Doris Brown, of Stafford, Virginia, a sophomore majoring in international studies and French in the College of Liberal Arts and Human Sciences said, “This powwow is important because it not only creates visibility of native students on campus, but gives current and prospective native students a way to engage beyond academics. A great deal of planning goes into this, and we have all worked hard together. I hope this powwow is successful so that the university continues to be supportive in years to come, and we can see an increase in native students on Tech’s campus.”
And while this traditional ceremony is a beautiful experience, it’s important that attendees understand the sacredness of this ritual.
“Cultural appropriation is not OK,” said Brown. “Native regalia should not be mimicked in costume. Most Native Americans don’t have the honor of wearing a headdress, as it is bestowed upon them by their community in recognition of something they have done. Unfortunately, music festivals like Coachella have made it ‘fashionable.’ We want to share our culture and educate at the same time.”
As such, here are some basic etiquette tips shared by Native at Virginia Tech powwow organizers:

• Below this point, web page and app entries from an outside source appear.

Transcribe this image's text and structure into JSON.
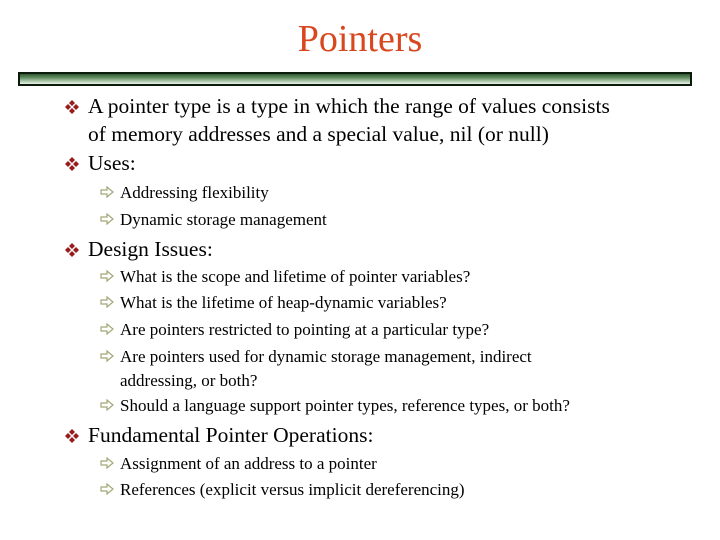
{
  "slide": {
    "title": "Pointers",
    "colors": {
      "title": "#d9471f",
      "bullet": "#9b1b1b",
      "sub_arrow": "#a2a676",
      "bar_dark": "#2f5a2f",
      "bar_light": "#e9f2e9",
      "text": "#000000"
    },
    "icons": {
      "level1_bullet": "four-diamond-bullet-icon",
      "level2_bullet": "hollow-right-arrow-icon"
    },
    "bullets": [
      {
        "lines": [
          "A pointer type is a type in which the range of values consists",
          "of memory addresses and a special value, nil (or null)"
        ],
        "subitems": []
      },
      {
        "lines": [
          "Uses:"
        ],
        "subitems": [
          {
            "lines": [
              "Addressing flexibility"
            ]
          },
          {
            "lines": [
              "Dynamic storage management"
            ]
          }
        ]
      },
      {
        "lines": [
          "Design Issues:"
        ],
        "subitems": [
          {
            "lines": [
              "What is the scope and lifetime of pointer variables?"
            ]
          },
          {
            "lines": [
              "What is the lifetime of heap-dynamic variables?"
            ]
          },
          {
            "lines": [
              "Are pointers restricted to pointing at a particular type?"
            ]
          },
          {
            "lines": [
              "Are pointers used for dynamic storage management, indirect",
              "addressing, or both?"
            ]
          },
          {
            "lines": [
              "Should a language support pointer types, reference types, or both?"
            ]
          }
        ]
      },
      {
        "lines": [
          "Fundamental Pointer Operations:"
        ],
        "subitems": [
          {
            "lines": [
              "Assignment of an address to a pointer"
            ]
          },
          {
            "lines": [
              "References (explicit versus implicit dereferencing)"
            ]
          }
        ]
      }
    ]
  }
}
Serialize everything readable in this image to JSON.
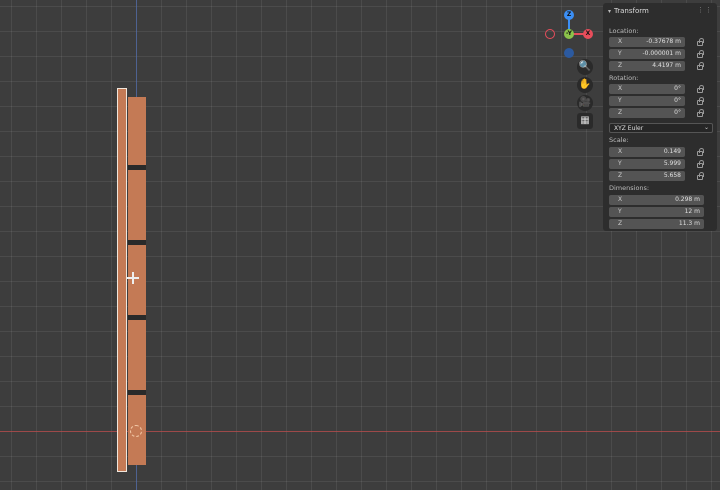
{
  "gizmo": {
    "z_label": "Z",
    "y_label": "-Y",
    "x_label": "X",
    "colors": {
      "x": "#e84d5b",
      "y": "#8bc34a",
      "z": "#3b8ff6",
      "negative": "#2c5aa0"
    }
  },
  "nav_tools": [
    {
      "name": "zoom-icon",
      "glyph": "🔍"
    },
    {
      "name": "hand-icon",
      "glyph": "✋"
    },
    {
      "name": "camera-icon",
      "glyph": "🎥"
    },
    {
      "name": "grid-icon",
      "glyph": "▦"
    }
  ],
  "transform": {
    "title": "Transform",
    "location": {
      "label": "Location:",
      "x": "-0.37678 m",
      "y": "-0.000001 m",
      "z": "4.4197 m"
    },
    "rotation": {
      "label": "Rotation:",
      "x": "0°",
      "y": "0°",
      "z": "0°"
    },
    "rotation_mode": "XYZ Euler",
    "scale": {
      "label": "Scale:",
      "x": "0.149",
      "y": "5.999",
      "z": "5.658"
    },
    "dimensions": {
      "label": "Dimensions:",
      "x": "0.298 m",
      "y": "12 m",
      "z": "11.3 m"
    },
    "axis_labels": {
      "x": "X",
      "y": "Y",
      "z": "Z"
    }
  },
  "colors": {
    "viewport_bg": "#3d3d3d",
    "object": "#c47a55",
    "x_axis": "#b84848",
    "y_axis": "#4f6aa8"
  }
}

- Listen to the emcees, as they will provide direction at all times (i.e.- when it is appropriate to remove hats and caps, when photos are not allowed, etc.).
- Dress respectfully. Avoid revealing attire, costumes, or headdresses.
- Do not touch the dancers or their regalia.
- Ask before you take a photo of individuals outside the arena and never enter the dance arena for a photo. Remember to listen to the emcee as they will direct when photos are not allowed.
- Feel free to engage in conversation (at appropriate times) with those around you; ask about what you don't understand, as many will be eager to share and explain their indigenous culture and knowledge.
The powwow is expected to last six hours, with an hour-long intermission at approximately 2:30 p.m. In the event of inclement weather, it will be held in the Old Dominion Ballroom of Squires Student Center. Food and artisan vendors will be present.
Sponsors for this inaugural powwow include: Native at Virginia Tech, Student Budget Board, Division of Student Affairs and Intercultural Engagement Center, American Indian and Indigenous Alliance, American Indian Studies Program, American Indian and Indigenous Community Center, Department of Psychology, College of Engineering, University Libraries, School of Performing Arts, The Graduate School at Virginia Tech, Multicultural Academic Opportunities Program, Department of Religion and Culture, Department of Marketing, Department of Management, Department of Sociology, College of Agricultural and Life Sciences Diversity Council, Virginia Tech Alumni Association.
Written by Hunter Q. Gresham